━━━━━ Data for analysis
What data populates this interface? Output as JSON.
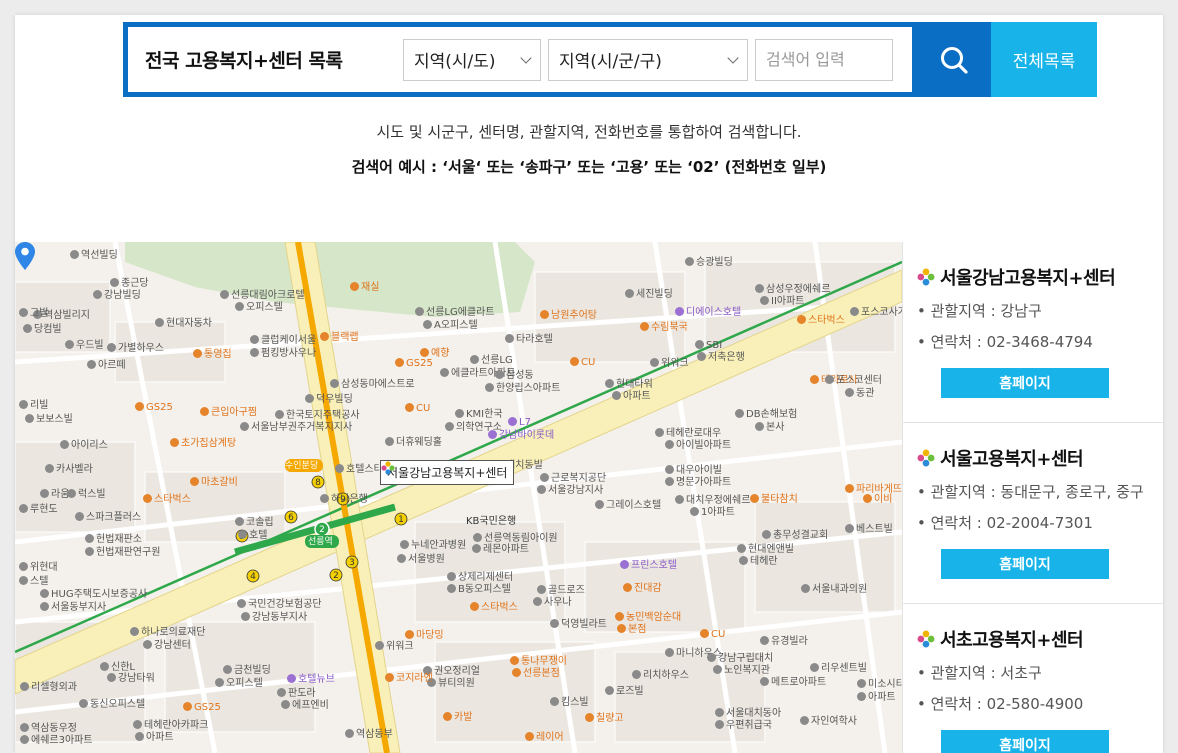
{
  "search": {
    "title": "전국 고용복지+센터 목록",
    "region1": "지역(시/도)",
    "region2": "지역(시/군/구)",
    "placeholder": "검색어 입력",
    "all_label": "전체목록"
  },
  "description": {
    "line1": "시도 및 시군구, 센터명, 관할지역, 전화번호를 통합하여 검색합니다.",
    "line2": "검색어 예시 : ‘서울‘ 또는 ‘송파구’ 또는 ‘고용’ 또는 ‘02’ (전화번호 일부)"
  },
  "map": {
    "selected_label": "서울강남고용복지+센터",
    "pin_label": "KB국민은행",
    "station_badge": "수인분당",
    "station_name": "선릉역",
    "pois": [
      {
        "t": "역선빌딩",
        "c": ""
      },
      {
        "t": "종근당",
        "c": ""
      },
      {
        "t": "강남빌딩",
        "c": ""
      },
      {
        "t": "역삼빌리지",
        "c": ""
      },
      {
        "t": "당컴빌",
        "c": ""
      },
      {
        "t": "우드빌",
        "c": ""
      },
      {
        "t": "가별하우스",
        "c": ""
      },
      {
        "t": "아르떼",
        "c": ""
      },
      {
        "t": "현대자동차",
        "c": ""
      },
      {
        "t": "통영집",
        "c": "o"
      },
      {
        "t": "선릉대림아크로텔",
        "c": ""
      },
      {
        "t": "오피스텔",
        "c": ""
      },
      {
        "t": "클럽케이서울",
        "c": ""
      },
      {
        "t": "펌킹방사우나",
        "c": ""
      },
      {
        "t": "블랙랩",
        "c": "o"
      },
      {
        "t": "재실",
        "c": "o"
      },
      {
        "t": "선릉LG에클라트",
        "c": ""
      },
      {
        "t": "A오피스텔",
        "c": ""
      },
      {
        "t": "예향",
        "c": "o"
      },
      {
        "t": "GS25",
        "c": "o"
      },
      {
        "t": "선릉LG",
        "c": ""
      },
      {
        "t": "에클라트아파트",
        "c": ""
      },
      {
        "t": "타라호텔",
        "c": ""
      },
      {
        "t": "남원추어탕",
        "c": "o"
      },
      {
        "t": "세진빌딩",
        "c": ""
      },
      {
        "t": "디에이스호텔",
        "c": "p"
      },
      {
        "t": "수림북국",
        "c": "o"
      },
      {
        "t": "승광빌딩",
        "c": ""
      },
      {
        "t": "삼성우정에쉐르",
        "c": ""
      },
      {
        "t": "II아파트",
        "c": ""
      },
      {
        "t": "스타벅스",
        "c": "o"
      },
      {
        "t": "SBI",
        "c": ""
      },
      {
        "t": "저축은행",
        "c": ""
      },
      {
        "t": "포스코사거리",
        "c": ""
      },
      {
        "t": "CU",
        "c": "o"
      },
      {
        "t": "삼성동",
        "c": ""
      },
      {
        "t": "한양립스아파트",
        "c": ""
      },
      {
        "t": "위워크",
        "c": ""
      },
      {
        "t": "현대타워",
        "c": ""
      },
      {
        "t": "아파트",
        "c": ""
      },
      {
        "t": "테라로사",
        "c": "o"
      },
      {
        "t": "포스코센터",
        "c": ""
      },
      {
        "t": "동관",
        "c": ""
      },
      {
        "t": "덕우빌딩",
        "c": ""
      },
      {
        "t": "삼성동마에스트로",
        "c": ""
      },
      {
        "t": "GS25",
        "c": "o"
      },
      {
        "t": "큰입아구찜",
        "c": "o"
      },
      {
        "t": "한국토지주택공사",
        "c": ""
      },
      {
        "t": "서울남부권주거복지지사",
        "c": ""
      },
      {
        "t": "CU",
        "c": "o"
      },
      {
        "t": "KMI한국",
        "c": ""
      },
      {
        "t": "의학연구소",
        "c": ""
      },
      {
        "t": "L7",
        "c": "p"
      },
      {
        "t": "강남바이롯데",
        "c": "p"
      },
      {
        "t": "테헤란로대우",
        "c": ""
      },
      {
        "t": "아이빌아파트",
        "c": ""
      },
      {
        "t": "DB손해보험",
        "c": ""
      },
      {
        "t": "본사",
        "c": ""
      },
      {
        "t": "보보스빌",
        "c": ""
      },
      {
        "t": "아이리스",
        "c": ""
      },
      {
        "t": "초가집삼계탕",
        "c": "o"
      },
      {
        "t": "더휴웨딩홀",
        "c": ""
      },
      {
        "t": "카사벨라",
        "c": ""
      },
      {
        "t": "마초갈비",
        "c": "o"
      },
      {
        "t": "호텔스타",
        "c": ""
      },
      {
        "t": "근로복지공단",
        "c": ""
      },
      {
        "t": "서울강남지사",
        "c": ""
      },
      {
        "t": "대우아이빌",
        "c": ""
      },
      {
        "t": "명문가아파트",
        "c": ""
      },
      {
        "t": "라움",
        "c": ""
      },
      {
        "t": "럭스빌",
        "c": ""
      },
      {
        "t": "스타벅스",
        "c": "o"
      },
      {
        "t": "하나은행",
        "c": ""
      },
      {
        "t": "그레이스호텔",
        "c": ""
      },
      {
        "t": "대치우정에쉐르",
        "c": ""
      },
      {
        "t": "1아파트",
        "c": ""
      },
      {
        "t": "불타참치",
        "c": "o"
      },
      {
        "t": "파리바게뜨",
        "c": "o"
      },
      {
        "t": "스파크플러스",
        "c": ""
      },
      {
        "t": "코솔립",
        "c": ""
      },
      {
        "t": "호텔",
        "c": ""
      },
      {
        "t": "총무성결교회",
        "c": ""
      },
      {
        "t": "헌법재판소",
        "c": ""
      },
      {
        "t": "헌법재판연구원",
        "c": ""
      },
      {
        "t": "누네안과병원",
        "c": ""
      },
      {
        "t": "서울병원",
        "c": ""
      },
      {
        "t": "선릉역동림아이원",
        "c": ""
      },
      {
        "t": "레몬아파트",
        "c": ""
      },
      {
        "t": "현대엔앤빌",
        "c": ""
      },
      {
        "t": "테헤란",
        "c": ""
      },
      {
        "t": "프린스호텔",
        "c": "p"
      },
      {
        "t": "상제리제센터",
        "c": ""
      },
      {
        "t": "B동오피스텔",
        "c": ""
      },
      {
        "t": "스타벅스",
        "c": "o"
      },
      {
        "t": "골드로즈",
        "c": ""
      },
      {
        "t": "사우나",
        "c": ""
      },
      {
        "t": "진대감",
        "c": "o"
      },
      {
        "t": "서울내과의원",
        "c": ""
      },
      {
        "t": "HUG주택도시보증공사",
        "c": ""
      },
      {
        "t": "서울동부지사",
        "c": ""
      },
      {
        "t": "국민건강보험공단",
        "c": ""
      },
      {
        "t": "강남동부지사",
        "c": ""
      },
      {
        "t": "덕영빌라트",
        "c": ""
      },
      {
        "t": "농민백암순대",
        "c": "o"
      },
      {
        "t": "본점",
        "c": "o"
      },
      {
        "t": "하나로의료재단",
        "c": ""
      },
      {
        "t": "강남센터",
        "c": ""
      },
      {
        "t": "마당밍",
        "c": "o"
      },
      {
        "t": "CU",
        "c": "o"
      },
      {
        "t": "마니하우스",
        "c": ""
      },
      {
        "t": "유경빌라",
        "c": ""
      },
      {
        "t": "신한L",
        "c": ""
      },
      {
        "t": "강남타워",
        "c": ""
      },
      {
        "t": "위워크",
        "c": ""
      },
      {
        "t": "권오정리얼",
        "c": ""
      },
      {
        "t": "뷰티의원",
        "c": ""
      },
      {
        "t": "통나무쟁이",
        "c": "o"
      },
      {
        "t": "선릉본점",
        "c": "o"
      },
      {
        "t": "강남구립대치",
        "c": ""
      },
      {
        "t": "노인복지관",
        "c": ""
      },
      {
        "t": "리우센트빌",
        "c": ""
      },
      {
        "t": "금천빌딩",
        "c": ""
      },
      {
        "t": "오피스텔",
        "c": ""
      },
      {
        "t": "호텔뉴브",
        "c": "p"
      },
      {
        "t": "코지라엔",
        "c": "o"
      },
      {
        "t": "리치하우스",
        "c": ""
      },
      {
        "t": "메트로아파트",
        "c": ""
      },
      {
        "t": "미소시티",
        "c": ""
      },
      {
        "t": "아파트",
        "c": ""
      },
      {
        "t": "리셀형외과",
        "c": ""
      },
      {
        "t": "동신오피스텔",
        "c": ""
      },
      {
        "t": "GS25",
        "c": "o"
      },
      {
        "t": "판도라",
        "c": ""
      },
      {
        "t": "에프엔비",
        "c": ""
      },
      {
        "t": "카발",
        "c": "o"
      },
      {
        "t": "킴스빌",
        "c": ""
      },
      {
        "t": "로즈빌",
        "c": ""
      },
      {
        "t": "칠량고",
        "c": "o"
      },
      {
        "t": "서울대치동아",
        "c": ""
      },
      {
        "t": "우편취급국",
        "c": ""
      },
      {
        "t": "자인여학사",
        "c": ""
      },
      {
        "t": "역삼동우정",
        "c": ""
      },
      {
        "t": "에쉐르3아파트",
        "c": ""
      },
      {
        "t": "테헤란아카파크",
        "c": ""
      },
      {
        "t": "아파트",
        "c": ""
      },
      {
        "t": "역삼동부",
        "c": ""
      },
      {
        "t": "레이어",
        "c": "o"
      },
      {
        "t": "베스트빌",
        "c": ""
      },
      {
        "t": "이비",
        "c": "o"
      },
      {
        "t": "그빌",
        "c": ""
      },
      {
        "t": "리빌",
        "c": ""
      },
      {
        "t": "대치동빌",
        "c": ""
      },
      {
        "t": "루현도",
        "c": ""
      },
      {
        "t": "위현대",
        "c": ""
      },
      {
        "t": "스텔",
        "c": ""
      }
    ]
  },
  "centers": [
    {
      "name": "서울강남고용복지+센터",
      "area": "관할지역 : 강남구",
      "phone": "연락처 : 02-3468-4794",
      "homepage": "홈페이지"
    },
    {
      "name": "서울고용복지+센터",
      "area": "관할지역 : 동대문구, 종로구, 중구",
      "phone": "연락처 : 02-2004-7301",
      "homepage": "홈페이지"
    },
    {
      "name": "서초고용복지+센터",
      "area": "관할지역 : 서초구",
      "phone": "연락처 : 02-580-4900",
      "homepage": "홈페이지"
    }
  ],
  "colors": {
    "accent_dark": "#0a6fc4",
    "accent_light": "#18b4e9",
    "subway_green": "#2ea84a",
    "subway_yellow": "#f5a800"
  }
}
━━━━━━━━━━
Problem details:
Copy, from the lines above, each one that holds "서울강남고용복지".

Task result:
    "selected_label": "서울강남고용복지+센터",
      "name": "서울강남고용복지+센터",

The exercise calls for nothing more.